May 15th is Peace Officers Memorial Day, a day that pays tribute to the local, state, and federal peace officers who have died, or who have been disabled, in the line of duty. Flags fly at half staff, per an proclamation in effect since the Clinton-era and services are held around the nation.
The observance highlights the ever-changing number of law enforcement officials killed in the line of duty, a number that has topped 21,000 since the nation began keeping count back in the 1780s.
While Illinois has, so far, claimed the first place spot for the most lives claimed in the line of duty in 2019, Georgia is tied for second with Tennessee and Texas. Illinois has lost four law enforcement officials this year while Georgia, Tenneessee, and Texas have all lost three.
Deputy Sheriff Joshua Bryan “LJ” Ryer, Jr. of the Glascock County Sheriff’s Office died in January in an automobile crash, Deputy Sheriff II Spencer Allen Englett of the Forsyth County Sheriff’s Office died of a duty-related illness in April, and Sergeant Kelvin Ansari of the Savannah Police Department died just this past weekend.
Georgia lost a total of six peace officers in 2018, according to the Officer Down Memorial Page.

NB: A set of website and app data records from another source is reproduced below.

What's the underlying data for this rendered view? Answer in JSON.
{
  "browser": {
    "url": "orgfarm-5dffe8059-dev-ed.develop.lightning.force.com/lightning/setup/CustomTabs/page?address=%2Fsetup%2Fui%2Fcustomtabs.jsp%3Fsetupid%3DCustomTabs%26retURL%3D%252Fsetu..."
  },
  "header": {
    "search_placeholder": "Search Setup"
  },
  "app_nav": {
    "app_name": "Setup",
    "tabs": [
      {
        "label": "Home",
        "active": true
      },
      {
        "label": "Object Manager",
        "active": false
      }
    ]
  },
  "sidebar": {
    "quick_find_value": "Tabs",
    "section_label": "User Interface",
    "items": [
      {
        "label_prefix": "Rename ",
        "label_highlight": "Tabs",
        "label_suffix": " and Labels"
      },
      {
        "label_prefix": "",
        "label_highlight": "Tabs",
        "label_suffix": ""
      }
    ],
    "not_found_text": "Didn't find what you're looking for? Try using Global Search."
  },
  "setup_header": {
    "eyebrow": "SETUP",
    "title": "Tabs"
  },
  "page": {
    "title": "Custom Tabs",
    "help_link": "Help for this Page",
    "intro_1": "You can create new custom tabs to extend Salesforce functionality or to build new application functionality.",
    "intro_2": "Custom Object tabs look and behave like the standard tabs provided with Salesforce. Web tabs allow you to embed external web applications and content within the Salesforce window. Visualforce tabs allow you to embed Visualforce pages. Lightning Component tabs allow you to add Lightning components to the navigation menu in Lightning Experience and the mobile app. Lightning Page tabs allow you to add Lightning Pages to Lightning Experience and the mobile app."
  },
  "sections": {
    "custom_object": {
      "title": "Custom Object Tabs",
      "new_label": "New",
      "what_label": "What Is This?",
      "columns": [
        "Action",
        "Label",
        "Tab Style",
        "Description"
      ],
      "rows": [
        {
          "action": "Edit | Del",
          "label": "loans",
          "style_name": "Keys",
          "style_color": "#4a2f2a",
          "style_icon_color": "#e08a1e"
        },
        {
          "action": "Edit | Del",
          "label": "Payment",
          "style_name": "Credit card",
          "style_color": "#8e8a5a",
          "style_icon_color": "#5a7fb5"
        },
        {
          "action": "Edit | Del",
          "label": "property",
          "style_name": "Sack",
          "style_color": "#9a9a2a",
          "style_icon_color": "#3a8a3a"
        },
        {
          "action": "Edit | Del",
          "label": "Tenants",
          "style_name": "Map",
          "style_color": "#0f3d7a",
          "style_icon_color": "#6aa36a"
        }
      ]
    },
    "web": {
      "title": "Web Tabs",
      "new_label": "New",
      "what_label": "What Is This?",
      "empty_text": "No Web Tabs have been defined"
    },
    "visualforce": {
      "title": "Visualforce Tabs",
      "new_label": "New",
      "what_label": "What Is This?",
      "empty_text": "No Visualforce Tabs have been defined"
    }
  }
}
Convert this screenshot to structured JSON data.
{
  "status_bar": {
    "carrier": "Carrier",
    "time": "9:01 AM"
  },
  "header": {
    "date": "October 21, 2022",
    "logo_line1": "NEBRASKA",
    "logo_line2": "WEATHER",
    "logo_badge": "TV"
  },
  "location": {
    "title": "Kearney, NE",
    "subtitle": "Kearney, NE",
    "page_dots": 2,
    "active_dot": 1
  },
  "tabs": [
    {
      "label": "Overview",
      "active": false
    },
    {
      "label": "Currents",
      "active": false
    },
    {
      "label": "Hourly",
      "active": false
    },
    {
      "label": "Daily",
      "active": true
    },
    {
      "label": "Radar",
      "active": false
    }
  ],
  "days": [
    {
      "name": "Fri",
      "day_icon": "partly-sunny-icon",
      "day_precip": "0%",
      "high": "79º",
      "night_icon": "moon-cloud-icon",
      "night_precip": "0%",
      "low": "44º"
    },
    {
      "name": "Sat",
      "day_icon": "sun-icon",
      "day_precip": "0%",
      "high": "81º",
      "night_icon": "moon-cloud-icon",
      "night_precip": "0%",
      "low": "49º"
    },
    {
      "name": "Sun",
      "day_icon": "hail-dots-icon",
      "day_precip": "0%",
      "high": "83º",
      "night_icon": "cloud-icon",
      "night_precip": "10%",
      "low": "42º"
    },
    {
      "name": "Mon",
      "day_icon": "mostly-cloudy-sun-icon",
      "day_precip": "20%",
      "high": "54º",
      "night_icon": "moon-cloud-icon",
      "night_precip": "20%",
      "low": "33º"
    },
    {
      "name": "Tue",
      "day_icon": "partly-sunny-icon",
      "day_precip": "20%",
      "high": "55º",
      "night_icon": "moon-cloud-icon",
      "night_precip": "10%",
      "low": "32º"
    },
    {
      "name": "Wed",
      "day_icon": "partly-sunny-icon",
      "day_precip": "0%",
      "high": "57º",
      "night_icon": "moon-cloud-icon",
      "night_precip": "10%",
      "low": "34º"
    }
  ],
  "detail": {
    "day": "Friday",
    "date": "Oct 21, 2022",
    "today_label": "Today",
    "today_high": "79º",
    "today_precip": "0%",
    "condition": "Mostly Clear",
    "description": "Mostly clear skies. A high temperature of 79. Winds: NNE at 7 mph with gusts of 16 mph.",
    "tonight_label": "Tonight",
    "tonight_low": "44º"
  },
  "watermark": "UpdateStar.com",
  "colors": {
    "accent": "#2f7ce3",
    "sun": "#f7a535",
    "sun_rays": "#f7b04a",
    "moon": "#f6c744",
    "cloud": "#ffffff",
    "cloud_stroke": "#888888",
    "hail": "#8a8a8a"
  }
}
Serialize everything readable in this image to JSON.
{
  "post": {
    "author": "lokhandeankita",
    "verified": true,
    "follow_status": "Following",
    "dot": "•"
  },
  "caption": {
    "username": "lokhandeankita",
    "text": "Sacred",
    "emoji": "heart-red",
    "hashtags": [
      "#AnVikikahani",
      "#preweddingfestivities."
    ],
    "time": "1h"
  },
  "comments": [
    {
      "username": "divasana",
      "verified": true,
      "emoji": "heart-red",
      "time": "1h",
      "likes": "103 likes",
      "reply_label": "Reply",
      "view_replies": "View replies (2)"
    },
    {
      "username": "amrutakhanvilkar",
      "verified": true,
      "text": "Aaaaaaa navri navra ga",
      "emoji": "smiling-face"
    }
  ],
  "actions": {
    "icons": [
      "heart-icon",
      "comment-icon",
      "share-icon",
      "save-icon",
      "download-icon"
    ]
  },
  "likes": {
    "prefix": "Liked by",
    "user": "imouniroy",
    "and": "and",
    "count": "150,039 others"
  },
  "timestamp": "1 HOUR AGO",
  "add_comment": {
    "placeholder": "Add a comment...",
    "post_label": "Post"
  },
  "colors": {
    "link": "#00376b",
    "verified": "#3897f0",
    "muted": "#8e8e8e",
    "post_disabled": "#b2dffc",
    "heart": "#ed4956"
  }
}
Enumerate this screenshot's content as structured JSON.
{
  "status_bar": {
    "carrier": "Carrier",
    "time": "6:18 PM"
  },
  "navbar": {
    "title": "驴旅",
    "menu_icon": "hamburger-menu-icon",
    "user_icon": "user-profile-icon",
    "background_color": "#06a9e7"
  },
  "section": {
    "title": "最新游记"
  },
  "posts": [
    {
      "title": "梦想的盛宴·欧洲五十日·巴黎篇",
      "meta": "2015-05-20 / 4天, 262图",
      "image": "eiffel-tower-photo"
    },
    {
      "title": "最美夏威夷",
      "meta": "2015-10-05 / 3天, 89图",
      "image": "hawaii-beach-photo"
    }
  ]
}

The state has lost 728 law enforcement officers since 1791, the third-most in the southeastern United States behind Florida and Kentucky.
Last month, financial analysis website WalletHub ranked Georgia at No. 44 for best places to be a cop in the United States.
To date, 43 peace officers have died across the US, down 32% from 63 fatalities in 2018. A total of 1,582 law enforcement officers died in the line of duty during the past 10 years, an average of one death every 55 hours or 158 per year. There were 158 law enforcement officers killed in the line of duty in 2018.
The 2019 numbers through May 15th are broken down by state here. 28 states have recorded 0 fallen officers this year.
The New York City Police Department has lost more officers in the line of duty than any other department, with 899 deaths. Texas has lost 1,751 officers, more than any other state. The state with the fewest deaths is Vermont, with 24.
The information provided below is from the National Law Enforcement Officers Memorial Fund, which is a nonprofit 501(c)(3) organization headquartered in Washington, DC, the Memorial Fund built and continues to maintain the National Law Enforcement Officers Memorial—the nation’s monument to law enforcement officers killed in the line of duty.
Please note: These numbers reflect total officer fatalities in the United States, not just Georgia, comparing January 1 through May 15, 2019 vs. January 1 through May 15, 2018